But “make no mistake about it…” is what said JR Little, global head of innovation of media agency Carat and a close gay friend, straight from the Cannes Lions International Festival of Creativity. “While many brands were late to the cause or may be jumping on the bandwagon for press, the mainstream awareness and supporting gestures are appreciated. However, the LGBT community has long listed the friendly and unfriendly companies through Stonewalls Top 100 companies for lesbian, gay and bisexual staff. So while some businesses are rainbow washing, like was done during the sustainability movement with green washing, the LGBT community knows where their real allies are. Actions speak louder than words.”

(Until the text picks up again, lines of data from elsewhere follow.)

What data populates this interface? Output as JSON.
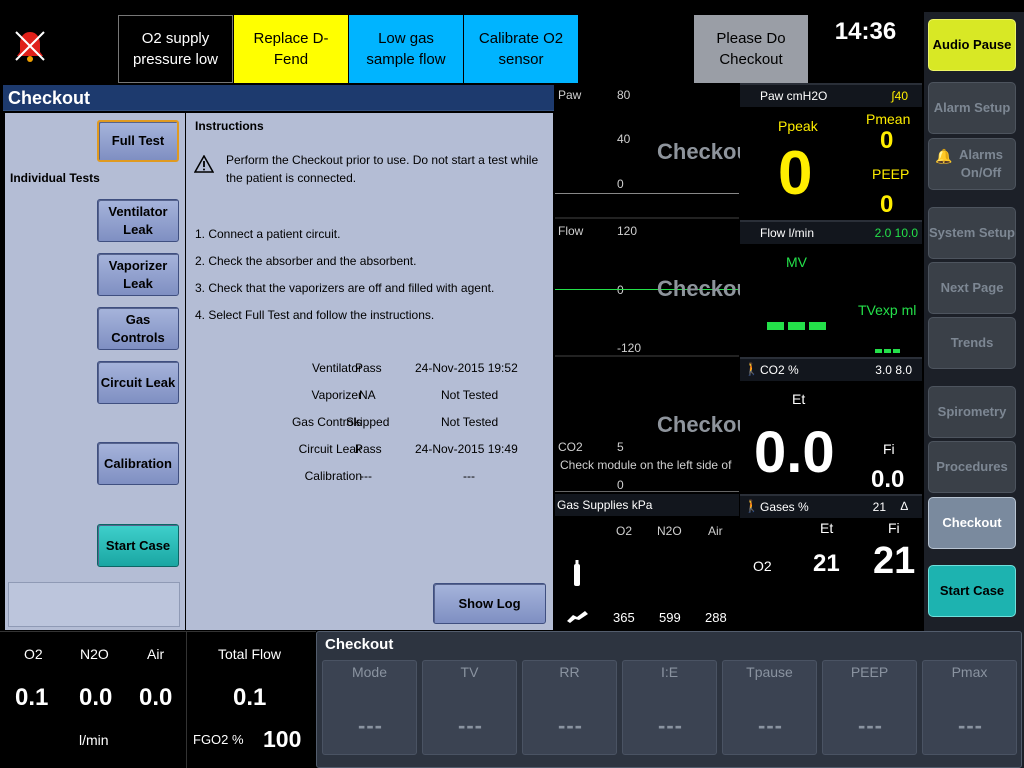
{
  "alarms": {
    "o2_supply": "O2 supply pressure low",
    "replace_dfend": "Replace D-Fend",
    "low_gas_sample": "Low gas sample flow",
    "calibrate_o2": "Calibrate O2 sensor",
    "please_checkout": "Please Do Checkout"
  },
  "clock": "14:36",
  "side_menu": {
    "audio_pause": "Audio Pause",
    "alarm_setup": "Alarm Setup",
    "alarms_onoff": "Alarms On/Off",
    "system_setup": "System Setup",
    "next_page": "Next Page",
    "trends": "Trends",
    "spirometry": "Spirometry",
    "procedures": "Procedures",
    "checkout": "Checkout",
    "start_case": "Start Case"
  },
  "checkout": {
    "title": "Checkout",
    "full_test": "Full Test",
    "individual_tests": "Individual Tests",
    "ventilator_leak": "Ventilator Leak",
    "vaporizer_leak": "Vaporizer Leak",
    "gas_controls": "Gas Controls",
    "circuit_leak": "Circuit Leak",
    "calibration": "Calibration",
    "start_case": "Start Case",
    "instructions_title": "Instructions",
    "warning": "Perform the Checkout prior to use. Do not start a test while the patient is connected.",
    "steps": [
      "1. Connect a patient circuit.",
      "2. Check the absorber and the absorbent.",
      "3. Check that the vaporizers are off and filled with agent.",
      "4. Select Full Test and follow the instructions."
    ],
    "results": [
      {
        "name": "Ventilator",
        "status": "Pass",
        "date": "24-Nov-2015 19:52"
      },
      {
        "name": "Vaporizer",
        "status": "NA",
        "date": "Not Tested"
      },
      {
        "name": "Gas Controls",
        "status": "Skipped",
        "date": "Not Tested"
      },
      {
        "name": "Circuit Leak",
        "status": "Pass",
        "date": "24-Nov-2015 19:49"
      },
      {
        "name": "Calibration",
        "status": "---",
        "date": "---"
      }
    ],
    "show_log": "Show Log"
  },
  "waves": {
    "paw_label": "Paw",
    "paw_top": "80",
    "paw_mid": "40",
    "paw_zero": "0",
    "flow_label": "Flow",
    "flow_top": "120",
    "flow_zero": "0",
    "flow_bottom": "-120",
    "co2_label": "CO2",
    "co2_top": "5",
    "co2_zero": "0",
    "co2_msg": "Check module on the left side of",
    "overlay": "Checkout",
    "gas_supplies": "Gas Supplies kPa",
    "gs_o2": "O2",
    "gs_n2o": "N2O",
    "gs_air": "Air",
    "gs_o2_val": "365",
    "gs_n2o_val": "599",
    "gs_air_val": "288"
  },
  "params": {
    "paw_title": "Paw cmH2O",
    "paw_limit": "40",
    "ppeak_label": "Ppeak",
    "ppeak": "0",
    "pmean_label": "Pmean",
    "pmean": "0",
    "peep_label": "PEEP",
    "peep": "0",
    "flow_title": "Flow l/min",
    "flow_limit": "2.0 10.0",
    "mv_label": "MV",
    "mv": "---",
    "tvexp_label": "TVexp ml",
    "tvexp": "---",
    "co2_title": "CO2 %",
    "co2_limit": "3.0 8.0",
    "et_label": "Et",
    "co2_et": "0.0",
    "fi_label": "Fi",
    "co2_fi": "0.0",
    "gases_title": "Gases %",
    "gases_limit": "21",
    "gases_et_label": "Et",
    "gases_fi_label": "Fi",
    "gas_o2_label": "O2",
    "gas_o2_et": "21",
    "gas_o2_fi": "21"
  },
  "flows": {
    "o2_label": "O2",
    "n2o_label": "N2O",
    "air_label": "Air",
    "o2": "0.1",
    "n2o": "0.0",
    "air": "0.0",
    "unit": "l/min",
    "total_label": "Total Flow",
    "total": "0.1",
    "fgo2_label": "FGO2 %",
    "fgo2": "100"
  },
  "vent": {
    "title": "Checkout",
    "settings": [
      {
        "label": "Mode",
        "value": "---"
      },
      {
        "label": "TV",
        "value": "---"
      },
      {
        "label": "RR",
        "value": "---"
      },
      {
        "label": "I:E",
        "value": "---"
      },
      {
        "label": "Tpause",
        "value": "---"
      },
      {
        "label": "PEEP",
        "value": "---"
      },
      {
        "label": "Pmax",
        "value": "---"
      }
    ]
  },
  "colors": {
    "yellow_alarm": "#ffff00",
    "cyan_alarm": "#00b4ff",
    "accent_green": "#24e04a",
    "value_yellow": "#ffee00"
  }
}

But how to differentiate meaningful actions from simply making a corporate statement? Tanya Meck, executive vice president and managing director at GSG provides an edifying example: “The CEOs of McDonald’s and Starbucks took a position in favour of a higher minimum wage, while Walt Disney took action by raising starting pay at its theme parks in Florida to $10 an hour. More than nine in ten adults see Walt Disney’s action as appropriate (91 per cent). On the other hand, only 77 per cent of the public feels the positions taken by Starbucks and McDonald’s are appropriate.”
Has this phenomenon always been this rampant, or is it just that everything is more visible in the 24/7 news and social media era we live in today? There’s no doubt that captains of industry have been activists and puppeteers in the past, but often their opinions and stances came through donations, quiet side project or initiatives that occurred behind closed doors. While that business still transpires, there is something more open, more authentic going on now.
Brands have become the most dominant force in our civilisation, whereby understanding humanity and its culture becomes their true source of value. Even though this deeper cultural understanding could mean Facebook now has the data to re-target the allegedly 26 million people who used the rainbow filter, businesses have become the rightful non-governmental organisations driving broader agendas, and the best barometers of our society. As written by Sze Tsung Leong co-author of ‘The Harvard Design School Guide to Shopping’: “Not only is shopping melting into everything, but everything is melting into shopping”.